▸ **EXERCISE GOAL**:
Count how many lines below contain the word "JSON", then give that number alone.

Web page and app entries

- - - - -

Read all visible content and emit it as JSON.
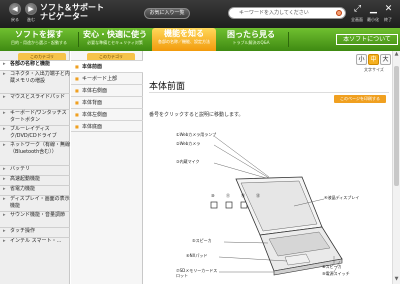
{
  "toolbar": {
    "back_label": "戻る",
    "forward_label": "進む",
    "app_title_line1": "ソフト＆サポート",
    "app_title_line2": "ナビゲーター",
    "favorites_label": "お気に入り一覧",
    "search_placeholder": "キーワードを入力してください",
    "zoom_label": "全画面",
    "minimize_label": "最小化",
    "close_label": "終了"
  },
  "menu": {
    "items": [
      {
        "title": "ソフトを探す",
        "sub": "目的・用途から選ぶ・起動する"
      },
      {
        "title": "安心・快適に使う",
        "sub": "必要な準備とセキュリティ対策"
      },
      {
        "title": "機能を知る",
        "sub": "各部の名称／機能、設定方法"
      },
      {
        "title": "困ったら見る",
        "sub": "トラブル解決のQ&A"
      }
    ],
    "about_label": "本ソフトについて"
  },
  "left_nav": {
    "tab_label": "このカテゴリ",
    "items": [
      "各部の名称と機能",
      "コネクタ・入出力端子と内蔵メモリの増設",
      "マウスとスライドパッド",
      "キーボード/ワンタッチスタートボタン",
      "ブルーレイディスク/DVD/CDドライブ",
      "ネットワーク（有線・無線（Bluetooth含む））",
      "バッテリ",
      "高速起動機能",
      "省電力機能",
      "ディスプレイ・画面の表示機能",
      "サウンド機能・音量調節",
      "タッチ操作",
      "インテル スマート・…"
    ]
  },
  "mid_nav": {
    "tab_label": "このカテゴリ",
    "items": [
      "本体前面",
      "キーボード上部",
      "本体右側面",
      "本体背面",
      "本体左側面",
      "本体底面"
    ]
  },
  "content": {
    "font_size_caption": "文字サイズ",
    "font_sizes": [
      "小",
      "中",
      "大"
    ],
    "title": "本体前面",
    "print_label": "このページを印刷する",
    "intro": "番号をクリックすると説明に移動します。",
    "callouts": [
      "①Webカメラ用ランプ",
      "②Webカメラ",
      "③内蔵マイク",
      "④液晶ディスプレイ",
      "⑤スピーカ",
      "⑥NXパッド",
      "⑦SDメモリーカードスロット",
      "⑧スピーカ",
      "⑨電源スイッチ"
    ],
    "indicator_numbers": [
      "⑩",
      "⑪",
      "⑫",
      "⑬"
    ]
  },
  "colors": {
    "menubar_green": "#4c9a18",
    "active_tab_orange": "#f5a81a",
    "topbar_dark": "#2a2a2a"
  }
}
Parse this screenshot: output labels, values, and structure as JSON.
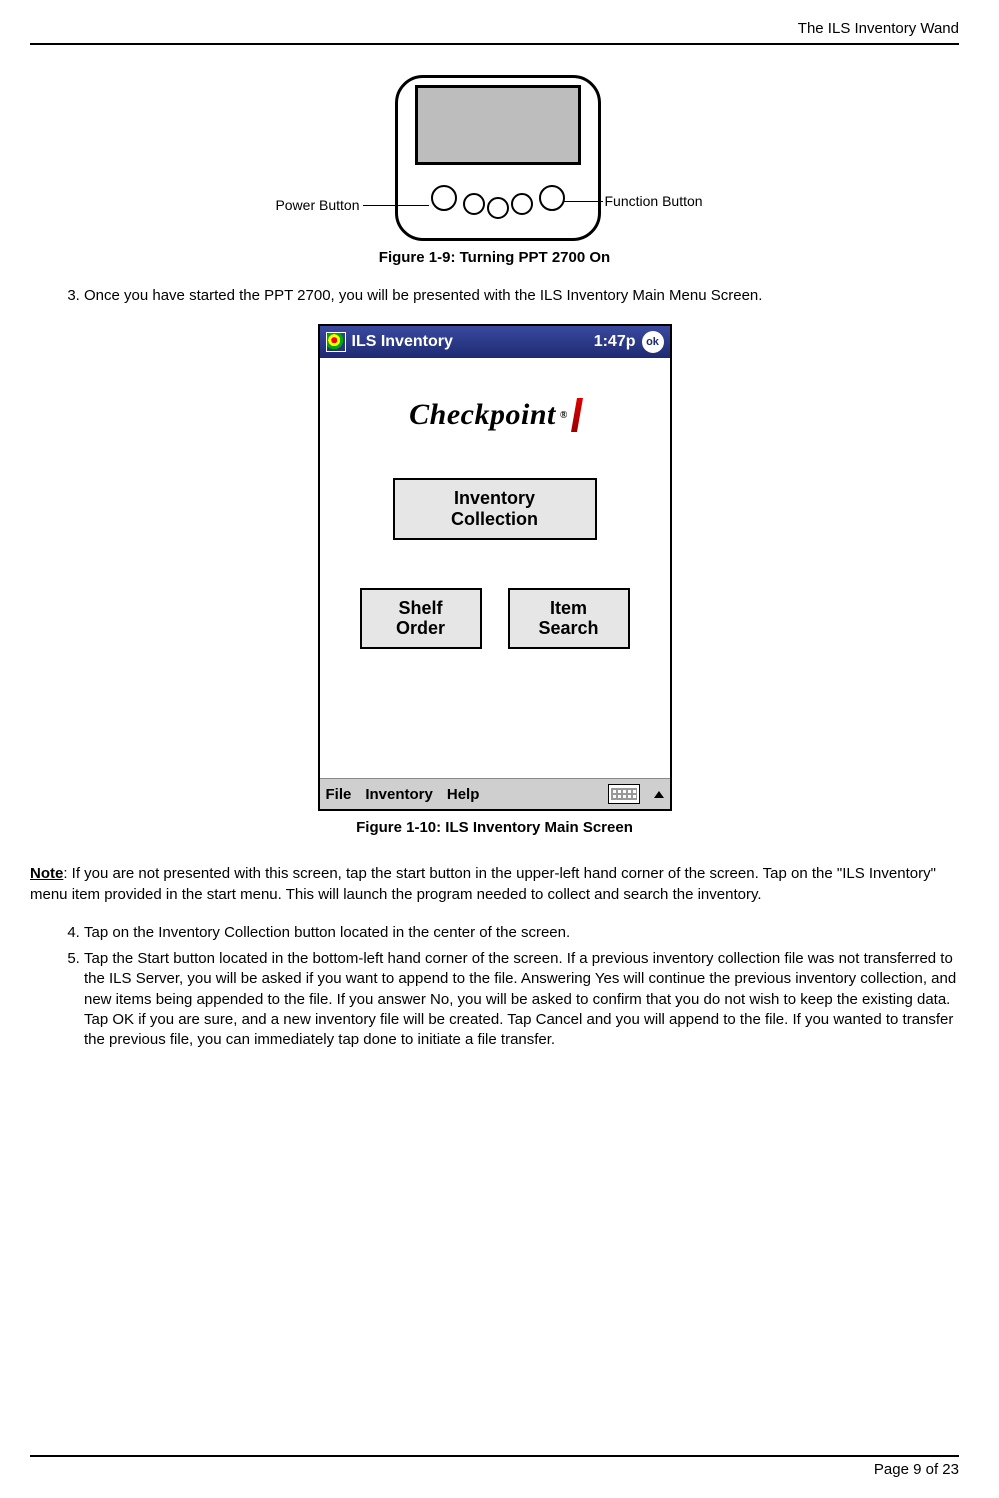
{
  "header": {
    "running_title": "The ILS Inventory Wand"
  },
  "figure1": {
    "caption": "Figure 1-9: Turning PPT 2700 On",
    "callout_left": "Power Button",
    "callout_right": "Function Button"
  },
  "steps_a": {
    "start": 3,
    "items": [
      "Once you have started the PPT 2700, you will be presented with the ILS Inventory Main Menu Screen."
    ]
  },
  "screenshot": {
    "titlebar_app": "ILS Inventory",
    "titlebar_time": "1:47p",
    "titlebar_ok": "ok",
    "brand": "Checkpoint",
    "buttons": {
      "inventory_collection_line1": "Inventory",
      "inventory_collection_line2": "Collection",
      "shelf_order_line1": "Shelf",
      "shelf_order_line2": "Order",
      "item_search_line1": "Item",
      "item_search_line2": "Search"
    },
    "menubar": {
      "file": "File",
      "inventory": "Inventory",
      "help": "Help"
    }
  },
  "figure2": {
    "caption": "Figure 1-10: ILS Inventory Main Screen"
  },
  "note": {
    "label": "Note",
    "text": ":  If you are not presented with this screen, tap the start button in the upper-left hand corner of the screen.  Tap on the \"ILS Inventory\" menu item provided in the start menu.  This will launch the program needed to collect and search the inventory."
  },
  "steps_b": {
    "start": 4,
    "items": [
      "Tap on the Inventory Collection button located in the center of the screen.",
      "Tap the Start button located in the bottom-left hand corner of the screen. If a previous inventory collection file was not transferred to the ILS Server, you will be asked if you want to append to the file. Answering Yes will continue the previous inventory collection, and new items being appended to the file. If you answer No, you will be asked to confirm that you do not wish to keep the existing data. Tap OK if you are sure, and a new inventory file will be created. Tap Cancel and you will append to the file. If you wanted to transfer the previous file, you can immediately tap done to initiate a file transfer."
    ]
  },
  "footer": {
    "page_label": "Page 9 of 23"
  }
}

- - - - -

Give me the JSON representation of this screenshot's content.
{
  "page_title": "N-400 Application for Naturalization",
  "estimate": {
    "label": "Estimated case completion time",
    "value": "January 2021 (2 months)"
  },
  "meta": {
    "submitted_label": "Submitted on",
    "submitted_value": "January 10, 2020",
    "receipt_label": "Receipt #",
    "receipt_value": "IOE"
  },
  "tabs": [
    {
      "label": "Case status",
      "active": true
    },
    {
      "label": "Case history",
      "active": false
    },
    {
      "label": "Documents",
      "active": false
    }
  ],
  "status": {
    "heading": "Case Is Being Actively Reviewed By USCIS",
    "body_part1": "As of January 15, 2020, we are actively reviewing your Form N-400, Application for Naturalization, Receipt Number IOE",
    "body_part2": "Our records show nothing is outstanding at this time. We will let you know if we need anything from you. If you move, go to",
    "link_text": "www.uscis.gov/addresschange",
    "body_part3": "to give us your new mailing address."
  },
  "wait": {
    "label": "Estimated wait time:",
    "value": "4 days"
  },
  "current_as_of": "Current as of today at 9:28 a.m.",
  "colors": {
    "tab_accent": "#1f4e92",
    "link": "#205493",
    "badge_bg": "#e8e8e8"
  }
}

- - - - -

▸ **ANSWER**:
3